First, look closely! Located beneath the 33.3 logo and album cover shot, in fine print, you'll notice an announcement indicating that the volume comes fully loaded with a foreword from Lee Ranaldo. I'm totally thrilled to include his piece in this project. Lee strikes just the right tone, properly setting the mood for the rest of the book. If his foreword isn't incentive enough for you to preorder multiple copies, then maybe this will help: If you order now, I promise to inscribe each copy with a personalized, secret author's message!
A couple of intrigues concerning cover elements:
Careful observers will notice that the layout version above deviates from the standard 33.3 format. Usually, color elements from the respective album's front cover art are matched and reproduced on the book's cover. Opening up the palette a bit, this model includes the crimson-ish red Sonic Youth used for the spine, back, and inserts of the DGC and Blast First releases of Daydream. Gerhard Richter's candle image, for all its stark power, leaves little in the way of color options for the purposes of the book's design; unless, of course, you count vapor, tears, and November as colors. Anyway, to give the layout some impact, we're trying out this brick-y scheme. What do you think; vapor/tears/November or bricks? I'll post the alternate, standard-format version soon...Then we can have a fight about which one to use!
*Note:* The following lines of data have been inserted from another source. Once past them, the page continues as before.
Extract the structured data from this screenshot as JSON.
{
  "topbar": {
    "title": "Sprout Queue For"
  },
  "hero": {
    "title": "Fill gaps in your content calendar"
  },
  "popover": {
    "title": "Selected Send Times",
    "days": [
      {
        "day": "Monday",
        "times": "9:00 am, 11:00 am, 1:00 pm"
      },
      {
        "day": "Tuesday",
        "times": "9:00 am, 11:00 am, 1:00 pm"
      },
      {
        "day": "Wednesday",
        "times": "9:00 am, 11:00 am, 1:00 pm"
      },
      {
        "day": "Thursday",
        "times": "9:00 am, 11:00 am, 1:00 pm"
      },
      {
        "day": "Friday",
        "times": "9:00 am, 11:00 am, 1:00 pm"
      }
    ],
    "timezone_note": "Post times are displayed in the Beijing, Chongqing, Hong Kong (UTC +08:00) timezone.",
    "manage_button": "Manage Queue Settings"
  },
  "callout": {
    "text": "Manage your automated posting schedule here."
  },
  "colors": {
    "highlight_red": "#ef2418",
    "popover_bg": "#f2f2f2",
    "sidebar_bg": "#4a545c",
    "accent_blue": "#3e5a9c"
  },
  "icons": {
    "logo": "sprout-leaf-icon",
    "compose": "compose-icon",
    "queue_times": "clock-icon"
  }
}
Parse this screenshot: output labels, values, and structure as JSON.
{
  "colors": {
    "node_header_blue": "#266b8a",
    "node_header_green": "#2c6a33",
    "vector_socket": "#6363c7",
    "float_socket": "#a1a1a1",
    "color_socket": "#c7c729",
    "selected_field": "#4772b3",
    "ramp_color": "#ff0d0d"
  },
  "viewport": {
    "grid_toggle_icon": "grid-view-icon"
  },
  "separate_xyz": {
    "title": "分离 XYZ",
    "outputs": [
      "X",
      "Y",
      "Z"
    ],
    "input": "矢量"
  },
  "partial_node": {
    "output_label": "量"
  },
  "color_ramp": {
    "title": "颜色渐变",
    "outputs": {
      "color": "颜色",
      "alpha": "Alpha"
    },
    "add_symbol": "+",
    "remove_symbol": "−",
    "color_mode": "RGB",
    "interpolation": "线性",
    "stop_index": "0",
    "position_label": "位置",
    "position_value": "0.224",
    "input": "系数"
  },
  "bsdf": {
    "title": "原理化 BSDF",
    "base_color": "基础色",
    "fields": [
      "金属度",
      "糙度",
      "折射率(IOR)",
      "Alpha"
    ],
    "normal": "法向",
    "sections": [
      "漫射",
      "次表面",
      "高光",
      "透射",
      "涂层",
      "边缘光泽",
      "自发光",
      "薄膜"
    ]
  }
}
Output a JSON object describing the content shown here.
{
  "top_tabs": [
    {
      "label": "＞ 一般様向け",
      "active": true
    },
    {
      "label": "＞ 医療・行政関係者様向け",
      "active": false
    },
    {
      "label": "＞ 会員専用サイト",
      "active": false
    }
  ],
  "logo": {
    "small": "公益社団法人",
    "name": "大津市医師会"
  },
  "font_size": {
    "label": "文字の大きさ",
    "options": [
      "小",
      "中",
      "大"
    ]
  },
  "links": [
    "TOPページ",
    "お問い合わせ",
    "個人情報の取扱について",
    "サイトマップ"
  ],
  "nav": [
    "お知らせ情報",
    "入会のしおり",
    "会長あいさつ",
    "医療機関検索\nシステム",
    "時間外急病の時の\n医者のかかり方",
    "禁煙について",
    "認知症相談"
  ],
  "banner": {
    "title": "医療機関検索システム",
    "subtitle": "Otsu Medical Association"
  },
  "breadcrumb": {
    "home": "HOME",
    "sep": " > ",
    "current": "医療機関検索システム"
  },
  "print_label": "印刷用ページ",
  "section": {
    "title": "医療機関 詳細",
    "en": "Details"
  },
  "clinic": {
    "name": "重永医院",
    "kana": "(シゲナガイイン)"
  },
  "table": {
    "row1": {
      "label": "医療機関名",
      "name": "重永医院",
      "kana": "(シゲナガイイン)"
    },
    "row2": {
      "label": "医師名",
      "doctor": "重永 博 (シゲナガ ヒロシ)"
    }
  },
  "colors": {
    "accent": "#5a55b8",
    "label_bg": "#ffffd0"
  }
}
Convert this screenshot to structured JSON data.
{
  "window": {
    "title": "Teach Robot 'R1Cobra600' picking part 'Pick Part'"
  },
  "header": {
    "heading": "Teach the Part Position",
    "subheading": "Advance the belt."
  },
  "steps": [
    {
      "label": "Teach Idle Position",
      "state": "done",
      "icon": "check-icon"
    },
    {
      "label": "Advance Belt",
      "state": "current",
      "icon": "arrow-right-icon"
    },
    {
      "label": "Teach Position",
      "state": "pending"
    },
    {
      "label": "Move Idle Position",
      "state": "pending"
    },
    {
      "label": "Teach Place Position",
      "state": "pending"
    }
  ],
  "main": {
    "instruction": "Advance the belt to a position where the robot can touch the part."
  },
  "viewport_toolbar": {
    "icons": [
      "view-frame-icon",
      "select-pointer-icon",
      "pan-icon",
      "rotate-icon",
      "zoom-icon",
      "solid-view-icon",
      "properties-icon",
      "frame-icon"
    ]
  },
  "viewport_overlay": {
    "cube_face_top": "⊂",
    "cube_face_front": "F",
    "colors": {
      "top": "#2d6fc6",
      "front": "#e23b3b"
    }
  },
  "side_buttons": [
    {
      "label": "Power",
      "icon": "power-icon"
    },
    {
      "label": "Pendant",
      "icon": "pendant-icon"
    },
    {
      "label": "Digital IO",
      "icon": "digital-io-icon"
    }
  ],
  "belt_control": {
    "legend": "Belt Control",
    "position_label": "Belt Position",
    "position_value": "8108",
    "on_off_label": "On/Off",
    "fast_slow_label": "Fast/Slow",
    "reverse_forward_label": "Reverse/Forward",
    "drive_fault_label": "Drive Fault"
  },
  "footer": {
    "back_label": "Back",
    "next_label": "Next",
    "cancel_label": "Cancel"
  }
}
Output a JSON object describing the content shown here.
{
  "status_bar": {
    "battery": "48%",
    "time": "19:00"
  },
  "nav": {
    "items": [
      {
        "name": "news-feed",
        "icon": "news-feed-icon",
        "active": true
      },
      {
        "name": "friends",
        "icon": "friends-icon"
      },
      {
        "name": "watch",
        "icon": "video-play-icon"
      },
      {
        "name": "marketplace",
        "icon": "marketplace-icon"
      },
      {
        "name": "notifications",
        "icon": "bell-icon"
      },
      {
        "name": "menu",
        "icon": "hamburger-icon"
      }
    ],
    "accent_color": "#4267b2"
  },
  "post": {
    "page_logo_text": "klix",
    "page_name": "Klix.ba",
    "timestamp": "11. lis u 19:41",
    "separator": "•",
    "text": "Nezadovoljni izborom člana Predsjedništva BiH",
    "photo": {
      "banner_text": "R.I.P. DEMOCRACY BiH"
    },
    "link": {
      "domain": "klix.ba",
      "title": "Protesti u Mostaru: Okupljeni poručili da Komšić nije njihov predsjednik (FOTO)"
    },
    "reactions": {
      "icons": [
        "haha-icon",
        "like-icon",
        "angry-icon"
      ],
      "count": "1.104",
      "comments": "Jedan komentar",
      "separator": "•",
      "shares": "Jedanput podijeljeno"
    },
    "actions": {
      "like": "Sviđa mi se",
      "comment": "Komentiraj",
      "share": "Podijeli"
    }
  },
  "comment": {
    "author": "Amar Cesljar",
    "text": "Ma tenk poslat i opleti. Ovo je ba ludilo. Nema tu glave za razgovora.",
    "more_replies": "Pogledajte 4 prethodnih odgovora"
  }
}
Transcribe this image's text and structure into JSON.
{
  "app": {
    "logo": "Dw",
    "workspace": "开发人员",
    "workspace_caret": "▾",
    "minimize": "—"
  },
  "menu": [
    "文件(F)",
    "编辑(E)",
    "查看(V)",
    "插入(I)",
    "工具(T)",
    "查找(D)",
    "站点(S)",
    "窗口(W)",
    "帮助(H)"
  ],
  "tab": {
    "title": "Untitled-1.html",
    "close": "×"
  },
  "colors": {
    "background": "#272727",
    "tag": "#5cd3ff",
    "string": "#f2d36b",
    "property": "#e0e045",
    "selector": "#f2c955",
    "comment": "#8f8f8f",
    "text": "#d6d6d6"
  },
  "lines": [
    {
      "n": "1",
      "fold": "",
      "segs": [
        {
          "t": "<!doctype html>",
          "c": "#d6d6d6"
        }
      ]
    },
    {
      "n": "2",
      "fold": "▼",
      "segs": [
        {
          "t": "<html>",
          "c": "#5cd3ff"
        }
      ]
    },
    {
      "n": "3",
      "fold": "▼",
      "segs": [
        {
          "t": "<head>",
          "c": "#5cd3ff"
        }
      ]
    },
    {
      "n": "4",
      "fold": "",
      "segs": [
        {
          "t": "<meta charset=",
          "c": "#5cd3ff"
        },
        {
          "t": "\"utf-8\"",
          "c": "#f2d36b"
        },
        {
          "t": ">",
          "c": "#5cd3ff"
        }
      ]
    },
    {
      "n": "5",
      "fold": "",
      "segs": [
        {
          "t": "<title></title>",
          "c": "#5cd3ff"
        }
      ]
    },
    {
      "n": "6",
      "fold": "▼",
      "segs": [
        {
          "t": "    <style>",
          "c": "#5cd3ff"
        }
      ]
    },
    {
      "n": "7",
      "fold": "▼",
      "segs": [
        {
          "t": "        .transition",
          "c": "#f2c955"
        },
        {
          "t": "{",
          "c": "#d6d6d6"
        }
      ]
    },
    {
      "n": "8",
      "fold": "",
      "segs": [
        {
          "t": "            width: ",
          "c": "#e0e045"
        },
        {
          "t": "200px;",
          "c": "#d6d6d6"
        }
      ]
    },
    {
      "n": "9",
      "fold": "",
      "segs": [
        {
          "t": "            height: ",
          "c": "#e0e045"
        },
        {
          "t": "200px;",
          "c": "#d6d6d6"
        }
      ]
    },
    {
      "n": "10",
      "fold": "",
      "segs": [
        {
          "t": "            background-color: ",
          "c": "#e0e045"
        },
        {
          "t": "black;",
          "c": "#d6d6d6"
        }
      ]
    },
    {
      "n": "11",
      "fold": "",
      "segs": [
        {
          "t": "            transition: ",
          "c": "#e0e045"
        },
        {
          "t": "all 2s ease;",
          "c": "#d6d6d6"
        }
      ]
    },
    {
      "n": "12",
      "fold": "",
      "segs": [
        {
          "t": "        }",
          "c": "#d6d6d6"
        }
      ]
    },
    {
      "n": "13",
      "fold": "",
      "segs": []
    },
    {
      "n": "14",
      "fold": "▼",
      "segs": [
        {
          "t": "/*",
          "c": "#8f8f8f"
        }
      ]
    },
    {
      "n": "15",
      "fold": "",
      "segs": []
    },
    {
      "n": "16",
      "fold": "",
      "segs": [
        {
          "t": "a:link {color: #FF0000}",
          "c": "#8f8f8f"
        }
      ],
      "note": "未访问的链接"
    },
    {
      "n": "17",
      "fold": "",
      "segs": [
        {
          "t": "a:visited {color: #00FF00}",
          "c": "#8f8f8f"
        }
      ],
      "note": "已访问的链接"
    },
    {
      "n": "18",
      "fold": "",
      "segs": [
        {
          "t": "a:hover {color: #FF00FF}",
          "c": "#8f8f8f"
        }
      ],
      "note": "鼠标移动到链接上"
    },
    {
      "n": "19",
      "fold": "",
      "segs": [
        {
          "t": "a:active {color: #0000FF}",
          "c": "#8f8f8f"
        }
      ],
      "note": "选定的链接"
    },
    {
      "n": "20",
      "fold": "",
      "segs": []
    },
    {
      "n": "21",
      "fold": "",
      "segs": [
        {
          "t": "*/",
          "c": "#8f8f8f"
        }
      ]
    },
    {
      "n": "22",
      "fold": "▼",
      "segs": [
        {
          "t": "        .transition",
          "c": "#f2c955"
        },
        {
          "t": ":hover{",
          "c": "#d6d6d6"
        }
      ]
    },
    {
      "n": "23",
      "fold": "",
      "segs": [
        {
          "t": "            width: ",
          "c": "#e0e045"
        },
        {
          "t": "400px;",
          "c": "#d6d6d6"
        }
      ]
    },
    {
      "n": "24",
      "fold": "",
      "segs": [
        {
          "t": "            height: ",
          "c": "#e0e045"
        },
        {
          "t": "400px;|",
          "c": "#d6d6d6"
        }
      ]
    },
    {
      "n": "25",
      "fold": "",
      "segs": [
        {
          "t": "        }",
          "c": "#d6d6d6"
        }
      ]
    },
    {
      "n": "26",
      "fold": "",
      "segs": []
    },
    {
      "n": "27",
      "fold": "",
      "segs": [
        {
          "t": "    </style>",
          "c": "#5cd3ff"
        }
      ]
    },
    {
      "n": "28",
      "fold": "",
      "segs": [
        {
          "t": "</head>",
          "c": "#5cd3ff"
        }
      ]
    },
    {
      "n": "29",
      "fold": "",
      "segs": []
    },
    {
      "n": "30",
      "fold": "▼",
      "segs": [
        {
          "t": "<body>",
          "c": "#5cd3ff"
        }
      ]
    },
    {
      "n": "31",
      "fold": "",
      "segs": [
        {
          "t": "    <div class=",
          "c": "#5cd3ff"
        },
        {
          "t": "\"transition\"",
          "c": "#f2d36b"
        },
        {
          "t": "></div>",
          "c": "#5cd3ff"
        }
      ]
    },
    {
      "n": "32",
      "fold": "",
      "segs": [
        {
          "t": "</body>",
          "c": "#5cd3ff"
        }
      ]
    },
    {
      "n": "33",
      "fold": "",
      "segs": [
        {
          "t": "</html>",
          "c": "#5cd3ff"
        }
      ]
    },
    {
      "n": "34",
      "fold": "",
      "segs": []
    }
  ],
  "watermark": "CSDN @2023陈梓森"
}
Color fights! Fun!
Also, the author bio you see on the cover will have its cheekiness chopped out in the printed version. For now, enjoy it here as an online content exclusive! In the end, I feared the snarky quality of this entry would wear me out over the years (50, 100 reprints down the line). So it's being brutally axed before we publish.
I guess it goes without saying, but I'll say it anyway: I'm not asking you to read my book (but you should!) so much as I'm asking you to buy ungodly quantities of it. That said, should you wind up cracking its spine, I hope you'll find yourselves pleasantly surprised by its readability. I tried very hard to make it zippy and accessible for both the seasoned music crit freakers of the world and those of you who have more important things to do with your time than sit around reading books about and listening to amazing records all day long (though it's beyond me as to what those things could possibly be).
By way of further enticement, here's a short list, left tantalizingly vague, of some items you can expect to encounter within the book's pages:
Anyway, we're getting real close to this baby actually hitting shelves! I'll be using this site as a venue for posting urgent updates, emergency reading announcements, and more must-see, web-only exclusives (including extra transcript material from my interviews with Sonic Youth).
Thanks for reading!